[Boston Herald, published in Columbia, South Carolina State, April 26, 1914:]
QUEER WHIMS OF GHOSTS.
Each Governs Itself According to Its
Own Sweet Will.
Phillip Hale in the Boston Herald.
The ghost breaker of the melodrama now playing in Boston had little faith in apparitions and great confidence in a revolver. The dramatists and Mr. Warner may be pleased to know that solemn exorcism is still practiced in England. A ghost had annoyed the inmates of Asfordsby, Leicestershire for over 30 years. A few days ago Rev. F. A. Gage Hall, the rector, put on a cassock and a surplice, went into the haunted section of the house and commanded the ghost or ghosts to depart….

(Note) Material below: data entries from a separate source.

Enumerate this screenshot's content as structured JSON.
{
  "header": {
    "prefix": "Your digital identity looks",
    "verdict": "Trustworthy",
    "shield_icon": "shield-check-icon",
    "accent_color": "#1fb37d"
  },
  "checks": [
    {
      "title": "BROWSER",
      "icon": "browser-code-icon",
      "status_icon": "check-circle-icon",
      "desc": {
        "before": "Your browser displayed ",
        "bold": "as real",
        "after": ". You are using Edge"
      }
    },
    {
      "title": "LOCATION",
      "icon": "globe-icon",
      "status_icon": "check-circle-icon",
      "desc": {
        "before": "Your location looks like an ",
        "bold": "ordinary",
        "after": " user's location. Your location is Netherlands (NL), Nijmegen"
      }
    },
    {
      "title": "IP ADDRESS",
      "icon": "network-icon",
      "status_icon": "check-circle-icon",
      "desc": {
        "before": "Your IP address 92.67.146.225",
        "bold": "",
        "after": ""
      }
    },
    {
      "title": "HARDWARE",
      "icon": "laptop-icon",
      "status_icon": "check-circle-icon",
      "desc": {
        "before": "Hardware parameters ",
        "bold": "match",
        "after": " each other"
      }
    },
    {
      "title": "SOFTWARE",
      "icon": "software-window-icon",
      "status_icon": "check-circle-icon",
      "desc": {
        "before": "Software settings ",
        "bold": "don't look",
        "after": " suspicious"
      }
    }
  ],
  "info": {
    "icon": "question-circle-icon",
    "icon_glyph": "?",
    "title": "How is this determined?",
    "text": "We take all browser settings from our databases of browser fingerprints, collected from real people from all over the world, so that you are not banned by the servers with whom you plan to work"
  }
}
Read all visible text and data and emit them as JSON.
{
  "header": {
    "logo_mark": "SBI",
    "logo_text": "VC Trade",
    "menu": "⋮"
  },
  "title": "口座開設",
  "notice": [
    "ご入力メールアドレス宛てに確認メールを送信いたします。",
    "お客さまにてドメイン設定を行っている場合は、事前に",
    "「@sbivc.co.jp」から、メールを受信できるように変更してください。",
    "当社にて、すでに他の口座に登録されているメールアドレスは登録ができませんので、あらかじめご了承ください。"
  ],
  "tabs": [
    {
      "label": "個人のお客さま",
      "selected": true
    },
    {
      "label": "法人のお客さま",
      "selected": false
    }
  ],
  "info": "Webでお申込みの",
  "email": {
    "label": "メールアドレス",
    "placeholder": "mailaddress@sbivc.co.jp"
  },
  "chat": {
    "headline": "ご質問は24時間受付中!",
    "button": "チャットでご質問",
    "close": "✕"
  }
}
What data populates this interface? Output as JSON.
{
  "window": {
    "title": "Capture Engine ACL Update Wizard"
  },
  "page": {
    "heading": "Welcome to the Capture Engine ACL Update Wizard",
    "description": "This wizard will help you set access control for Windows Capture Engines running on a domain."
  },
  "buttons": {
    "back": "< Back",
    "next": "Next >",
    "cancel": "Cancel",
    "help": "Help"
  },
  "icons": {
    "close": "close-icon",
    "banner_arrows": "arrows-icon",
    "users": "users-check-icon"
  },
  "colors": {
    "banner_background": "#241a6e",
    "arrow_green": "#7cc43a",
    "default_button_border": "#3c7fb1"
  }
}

How different the conduct of the old family ghost at Ionia, a plantation belonging to the Riveses in the Green Spring region, Louisa county, Va. The guest goes to sleep. He is awakened. An old lady with a sweet face stands with a lighted candle by the bedside, puts the candle down, then tucks the bedclothes tenderly around the neck of the guest, takes up the candle and glides through the shut door or a wall. Not far from Ionia is a house in which the ghost of an old negro family servant rubs the floor of the hall and dining room in the early morning, and in a room above, in broad daylight, a rocking chair will rock, although there is no draft of air and no one ever ventures to sit in this chair.